- What to work on -
Every record below must be written out exactly. Leave out the pictures.

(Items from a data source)
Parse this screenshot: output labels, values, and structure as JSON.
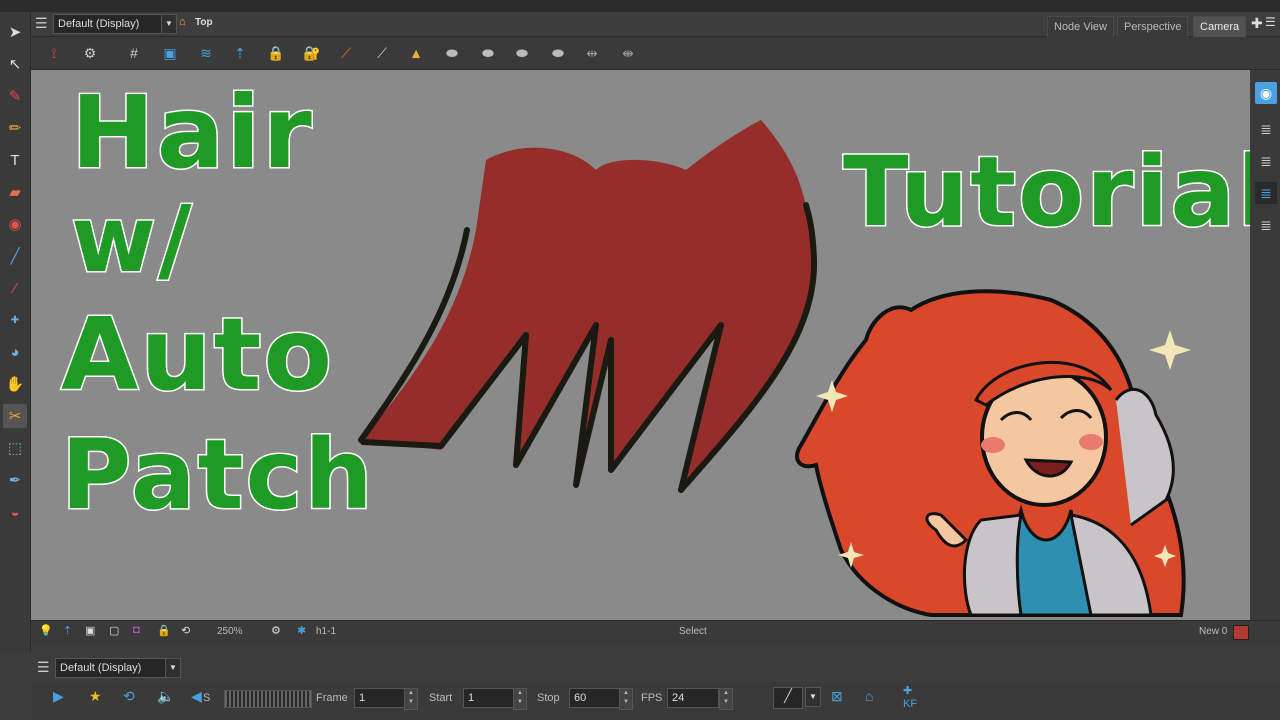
{
  "view": {
    "mode_dropdown": "Default (Display)",
    "breadcrumb": "Top",
    "tabs": [
      "Node View",
      "Perspective",
      "Camera"
    ],
    "active_tab": "Camera"
  },
  "status": {
    "zoom": "250%",
    "drawing_name": "h1-1",
    "tool_name": "Select",
    "new_color_label": "New 0",
    "new_color": "#b33a32"
  },
  "timeline": {
    "mode_dropdown": "Default (Display)",
    "frame_label": "Frame",
    "frame_value": "1",
    "start_label": "Start",
    "start_value": "1",
    "stop_label": "Stop",
    "stop_value": "60",
    "fps_label": "FPS",
    "fps_value": "24",
    "sound_label": "S",
    "kf_label": "KF"
  },
  "overlay": {
    "title_line1": "Hair",
    "title_line2": "w/",
    "title_line3": "Auto",
    "title_line4": "Patch",
    "title_right": "Tutorial"
  },
  "colors": {
    "accent_green": "#1f9a24",
    "hair_fill": "#952e2b",
    "canvas_bg": "#8a8a8a",
    "ui_bg": "#3a3a3a"
  }
}
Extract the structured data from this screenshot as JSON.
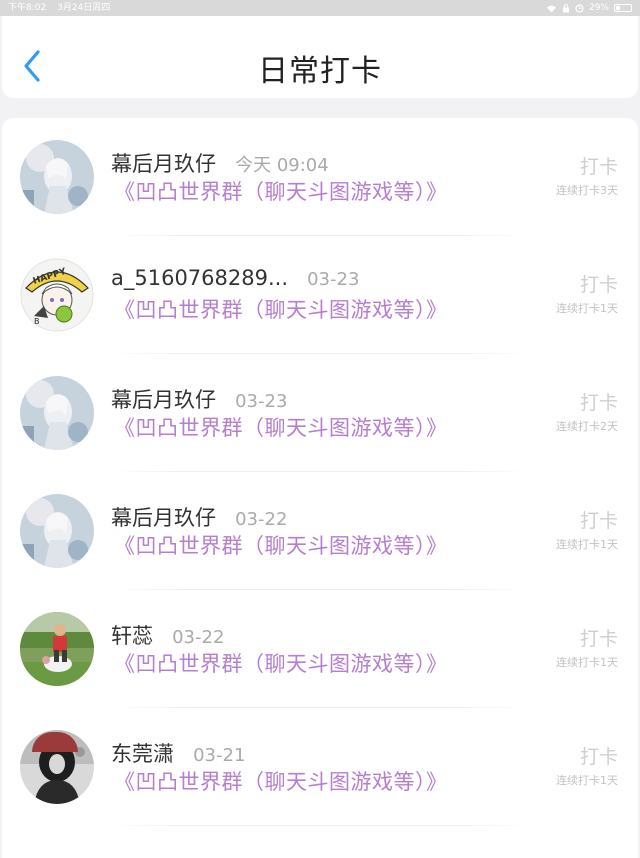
{
  "status_bar": {
    "time": "下午8:02",
    "date": "3月24日周四",
    "battery": "29%",
    "battery_level": 0.29
  },
  "header": {
    "back_icon": "chevron-left-icon",
    "title": "日常打卡",
    "accent_color": "#2f9bf5"
  },
  "colors": {
    "group_text": "#b57ed0",
    "date_text": "#aaaaaa",
    "checkin_text": "#cfcfcf"
  },
  "records": [
    {
      "name": "幕后月玖仔",
      "date": "今天 09:04",
      "group": "《凹凸世界群（聊天斗图游戏等）》",
      "checkin_label": "打卡",
      "streak": "连续打卡3天",
      "avatar": "anime-girl-avatar"
    },
    {
      "name": "a_5160768289...",
      "date": "03-23",
      "group": "《凹凸世界群（聊天斗图游戏等）》",
      "checkin_label": "打卡",
      "streak": "连续打卡1天",
      "avatar": "happy-character-avatar"
    },
    {
      "name": "幕后月玖仔",
      "date": "03-23",
      "group": "《凹凸世界群（聊天斗图游戏等）》",
      "checkin_label": "打卡",
      "streak": "连续打卡2天",
      "avatar": "anime-girl-avatar"
    },
    {
      "name": "幕后月玖仔",
      "date": "03-22",
      "group": "《凹凸世界群（聊天斗图游戏等）》",
      "checkin_label": "打卡",
      "streak": "连续打卡1天",
      "avatar": "anime-girl-avatar"
    },
    {
      "name": "轩蕊",
      "date": "03-22",
      "group": "《凹凸世界群（聊天斗图游戏等）》",
      "checkin_label": "打卡",
      "streak": "连续打卡1天",
      "avatar": "child-photo-avatar"
    },
    {
      "name": "东莞潇",
      "date": "03-21",
      "group": "《凹凸世界群（聊天斗图游戏等）》",
      "checkin_label": "打卡",
      "streak": "连续打卡1天",
      "avatar": "dark-portrait-avatar"
    }
  ]
}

- Written reply -
Parse this screenshot: output labels, values, and structure as JSON.
{
  "view": {
    "mode_dropdown": "Default (Display)",
    "breadcrumb": "Top",
    "tabs": [
      "Node View",
      "Perspective",
      "Camera"
    ],
    "active_tab": "Camera"
  },
  "status": {
    "zoom": "250%",
    "drawing_name": "h1-1",
    "tool_name": "Select",
    "new_color_label": "New 0",
    "new_color": "#b33a32"
  },
  "timeline": {
    "mode_dropdown": "Default (Display)",
    "frame_label": "Frame",
    "frame_value": "1",
    "start_label": "Start",
    "start_value": "1",
    "stop_label": "Stop",
    "stop_value": "60",
    "fps_label": "FPS",
    "fps_value": "24",
    "sound_label": "S",
    "kf_label": "KF"
  },
  "overlay": {
    "title_line1": "Hair",
    "title_line2": "w/",
    "title_line3": "Auto",
    "title_line4": "Patch",
    "title_right": "Tutorial"
  },
  "colors": {
    "accent_green": "#1f9a24",
    "hair_fill": "#952e2b",
    "canvas_bg": "#8a8a8a",
    "ui_bg": "#3a3a3a"
  }
}
Extract the structured data from this screenshot as JSON.
{
  "status_bar": {
    "time": "下午8:02",
    "date": "3月24日周四",
    "battery": "29%",
    "battery_level": 0.29
  },
  "header": {
    "back_icon": "chevron-left-icon",
    "title": "日常打卡",
    "accent_color": "#2f9bf5"
  },
  "colors": {
    "group_text": "#b57ed0",
    "date_text": "#aaaaaa",
    "checkin_text": "#cfcfcf"
  },
  "records": [
    {
      "name": "幕后月玖仔",
      "date": "今天 09:04",
      "group": "《凹凸世界群（聊天斗图游戏等）》",
      "checkin_label": "打卡",
      "streak": "连续打卡3天",
      "avatar": "anime-girl-avatar"
    },
    {
      "name": "a_5160768289...",
      "date": "03-23",
      "group": "《凹凸世界群（聊天斗图游戏等）》",
      "checkin_label": "打卡",
      "streak": "连续打卡1天",
      "avatar": "happy-character-avatar"
    },
    {
      "name": "幕后月玖仔",
      "date": "03-23",
      "group": "《凹凸世界群（聊天斗图游戏等）》",
      "checkin_label": "打卡",
      "streak": "连续打卡2天",
      "avatar": "anime-girl-avatar"
    },
    {
      "name": "幕后月玖仔",
      "date": "03-22",
      "group": "《凹凸世界群（聊天斗图游戏等）》",
      "checkin_label": "打卡",
      "streak": "连续打卡1天",
      "avatar": "anime-girl-avatar"
    },
    {
      "name": "轩蕊",
      "date": "03-22",
      "group": "《凹凸世界群（聊天斗图游戏等）》",
      "checkin_label": "打卡",
      "streak": "连续打卡1天",
      "avatar": "child-photo-avatar"
    },
    {
      "name": "东莞潇",
      "date": "03-21",
      "group": "《凹凸世界群（聊天斗图游戏等）》",
      "checkin_label": "打卡",
      "streak": "连续打卡1天",
      "avatar": "dark-portrait-avatar"
    }
  ]
}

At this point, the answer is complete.